- Biography – Sgt FRANTISEK Josef (archived)
- Ambros, Vladimir. "Josef František Otaslavický "císař" vzduchu" (in Czech). Vladimir Ambros.

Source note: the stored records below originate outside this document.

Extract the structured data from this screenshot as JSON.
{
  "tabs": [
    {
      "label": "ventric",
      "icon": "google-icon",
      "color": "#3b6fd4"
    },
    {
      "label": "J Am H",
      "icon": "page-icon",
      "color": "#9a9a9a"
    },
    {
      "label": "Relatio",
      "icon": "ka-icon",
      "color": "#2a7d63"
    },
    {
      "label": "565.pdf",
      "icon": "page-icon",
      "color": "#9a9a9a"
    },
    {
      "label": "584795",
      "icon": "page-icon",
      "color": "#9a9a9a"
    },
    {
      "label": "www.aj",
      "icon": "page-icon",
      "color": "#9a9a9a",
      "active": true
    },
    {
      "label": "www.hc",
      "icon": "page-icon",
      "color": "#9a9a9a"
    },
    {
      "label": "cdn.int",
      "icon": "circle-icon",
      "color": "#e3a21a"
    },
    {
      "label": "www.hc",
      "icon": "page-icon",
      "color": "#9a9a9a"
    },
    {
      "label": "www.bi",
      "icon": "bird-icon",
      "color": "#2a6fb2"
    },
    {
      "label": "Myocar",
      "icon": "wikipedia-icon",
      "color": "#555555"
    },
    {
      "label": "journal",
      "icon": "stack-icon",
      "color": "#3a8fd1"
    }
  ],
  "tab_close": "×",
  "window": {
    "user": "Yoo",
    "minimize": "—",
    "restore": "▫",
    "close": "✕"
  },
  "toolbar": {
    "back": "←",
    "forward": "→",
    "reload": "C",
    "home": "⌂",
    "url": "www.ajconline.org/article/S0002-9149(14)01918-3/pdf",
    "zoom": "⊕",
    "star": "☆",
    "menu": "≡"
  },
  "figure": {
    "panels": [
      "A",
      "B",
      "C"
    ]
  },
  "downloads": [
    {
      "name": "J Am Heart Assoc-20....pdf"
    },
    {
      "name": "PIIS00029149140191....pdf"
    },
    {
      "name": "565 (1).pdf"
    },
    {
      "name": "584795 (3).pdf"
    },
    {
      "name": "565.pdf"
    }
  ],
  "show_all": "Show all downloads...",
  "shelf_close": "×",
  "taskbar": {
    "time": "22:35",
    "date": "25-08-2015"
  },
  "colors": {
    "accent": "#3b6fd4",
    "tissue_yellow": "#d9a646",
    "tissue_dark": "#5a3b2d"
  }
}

- "Josef František". Život v Praze 14 (in Czech). Městská Část Praha 14.